*** Opening of Records provided ***
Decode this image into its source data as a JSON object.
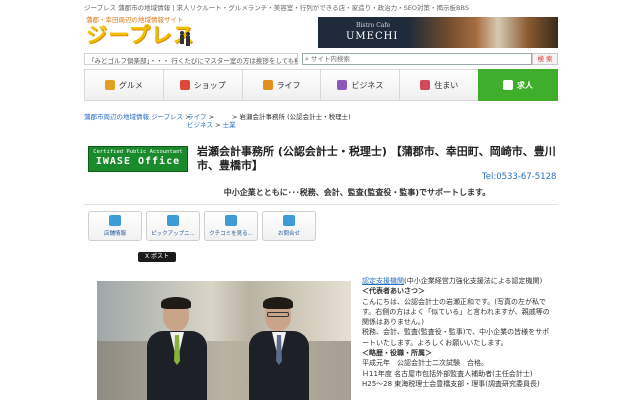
{
  "header": {
    "top_links": "ジープレス 蒲郡市の地域情報 | 求人リクルート・グルメランチ・美容室・行列ができる店・家造り・政治力・SEO対策・揭示板BBS",
    "logo_tagline": "蒲郡・幸田周辺の地域情報サイト",
    "logo_brand": "ジープレス",
    "banner_line1": "Bistro Cafe",
    "banner_line2": "UMECHI",
    "ticker": "「みどゴルフ倶楽部」・・・ 行くたびにマスター室の方は挨拶をしても無視。無常態で全くもって失礼",
    "search_placeholder": "サイト内検索",
    "search_button": "検 索"
  },
  "nav": {
    "items": [
      {
        "label": "グルメ",
        "icon": "chopsticks-icon",
        "color": "#e0a020"
      },
      {
        "label": "ショップ",
        "icon": "shopping-bag-icon",
        "color": "#e04a3a"
      },
      {
        "label": "ライフ",
        "icon": "person-icon",
        "color": "#e09020"
      },
      {
        "label": "ビジネス",
        "icon": "building-icon",
        "color": "#8a5ab8"
      },
      {
        "label": "住まい",
        "icon": "house-icon",
        "color": "#d04a5a"
      },
      {
        "label": "求人",
        "icon": "job-person-icon",
        "color": "#ffffff"
      }
    ],
    "active_index": 5
  },
  "breadcrumb": {
    "home": "蒲郡市周辺の地域情報 ジープレス",
    "sep": ">",
    "life": "ライフ",
    "business": "ビジネス",
    "zen": "士業",
    "current": "岩瀬会計事務所 (公認会計士・税理士)"
  },
  "company": {
    "logo_line1": "Certified Public Accountant",
    "logo_line2": "IWASE Office",
    "title": "岩瀬会計事務所 (公認会計士・税理士) 【蒲郡市、幸田町、岡崎市、豊川市、豊橋市】",
    "tel": "Tel:0533-67-5128",
    "tagline": "中小企業とともに･･･税務、会計、監査(監査役・監事)でサポートします。"
  },
  "actions": [
    {
      "label": "店舗情報",
      "icon": "store-info-icon"
    },
    {
      "label": "ピックアップニ...",
      "icon": "megaphone-icon"
    },
    {
      "label": "クチコミを見る...",
      "icon": "speech-bubble-icon"
    },
    {
      "label": "お問合せ",
      "icon": "mail-icon"
    }
  ],
  "tweet_button": "X ポスト",
  "bio": {
    "link_text": "認定支援機関",
    "line1_rest": "(中小企業経営力強化支援法による認定機関)",
    "heading1": "＜代表者あいさつ＞",
    "greeting": [
      "こんにちは、公認会計士の岩瀬正和です。(写真の左が私で",
      "す。右側の方はよく「似ている」と言われますが、親戚等の",
      "関係はありません。)",
      "税務、会計、監査(監査役・監事)で、中小企業の皆様をサポ",
      "ートいたします。よろしくお願いいたします。"
    ],
    "heading2": "＜略歴・役職・所属＞",
    "history": [
      "平成元年　公認会計士二次試験　合格。",
      "Ｈ11年度 名古屋市包括外部監査人補助者(主任会計士)",
      "H25～28 東海税理士会豊橋支部・理事(調査研究委員長)"
    ]
  }
}
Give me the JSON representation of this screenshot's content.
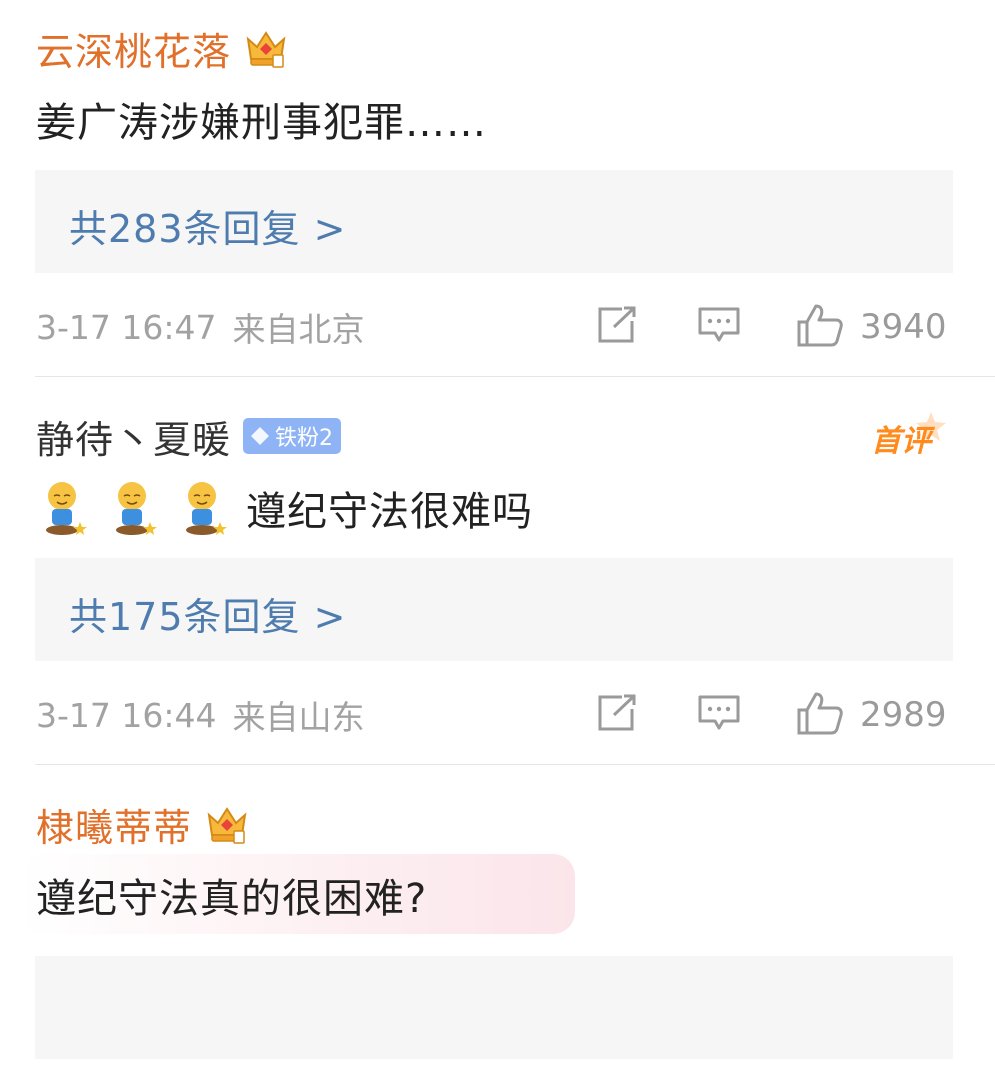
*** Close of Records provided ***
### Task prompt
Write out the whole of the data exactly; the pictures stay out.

### Solution below
Decode this image into its source data as a JSON object.
{
  "header": {
    "top_links": "ジープレス 蒲郡市の地域情報 | 求人リクルート・グルメランチ・美容室・行列ができる店・家造り・政治力・SEO対策・揭示板BBS",
    "logo_tagline": "蒲郡・幸田周辺の地域情報サイト",
    "logo_brand": "ジープレス",
    "banner_line1": "Bistro Cafe",
    "banner_line2": "UMECHI",
    "ticker": "「みどゴルフ倶楽部」・・・ 行くたびにマスター室の方は挨拶をしても無視。無常態で全くもって失礼",
    "search_placeholder": "サイト内検索",
    "search_button": "検 索"
  },
  "nav": {
    "items": [
      {
        "label": "グルメ",
        "icon": "chopsticks-icon",
        "color": "#e0a020"
      },
      {
        "label": "ショップ",
        "icon": "shopping-bag-icon",
        "color": "#e04a3a"
      },
      {
        "label": "ライフ",
        "icon": "person-icon",
        "color": "#e09020"
      },
      {
        "label": "ビジネス",
        "icon": "building-icon",
        "color": "#8a5ab8"
      },
      {
        "label": "住まい",
        "icon": "house-icon",
        "color": "#d04a5a"
      },
      {
        "label": "求人",
        "icon": "job-person-icon",
        "color": "#ffffff"
      }
    ],
    "active_index": 5
  },
  "breadcrumb": {
    "home": "蒲郡市周辺の地域情報 ジープレス",
    "sep": ">",
    "life": "ライフ",
    "business": "ビジネス",
    "zen": "士業",
    "current": "岩瀬会計事務所 (公認会計士・税理士)"
  },
  "company": {
    "logo_line1": "Certified Public Accountant",
    "logo_line2": "IWASE Office",
    "title": "岩瀬会計事務所 (公認会計士・税理士) 【蒲郡市、幸田町、岡崎市、豊川市、豊橋市】",
    "tel": "Tel:0533-67-5128",
    "tagline": "中小企業とともに･･･税務、会計、監査(監査役・監事)でサポートします。"
  },
  "actions": [
    {
      "label": "店舗情報",
      "icon": "store-info-icon"
    },
    {
      "label": "ピックアップニ...",
      "icon": "megaphone-icon"
    },
    {
      "label": "クチコミを見る...",
      "icon": "speech-bubble-icon"
    },
    {
      "label": "お問合せ",
      "icon": "mail-icon"
    }
  ],
  "tweet_button": "X ポスト",
  "bio": {
    "link_text": "認定支援機関",
    "line1_rest": "(中小企業経営力強化支援法による認定機関)",
    "heading1": "＜代表者あいさつ＞",
    "greeting": [
      "こんにちは、公認会計士の岩瀬正和です。(写真の左が私で",
      "す。右側の方はよく「似ている」と言われますが、親戚等の",
      "関係はありません。)",
      "税務、会計、監査(監査役・監事)で、中小企業の皆様をサポ",
      "ートいたします。よろしくお願いいたします。"
    ],
    "heading2": "＜略歴・役職・所属＞",
    "history": [
      "平成元年　公認会計士二次試験　合格。",
      "Ｈ11年度 名古屋市包括外部監査人補助者(主任会計士)",
      "H25～28 東海税理士会豊橋支部・理事(調査研究委員長)"
    ]
  }
}
Give me the JSON representation of this screenshot's content.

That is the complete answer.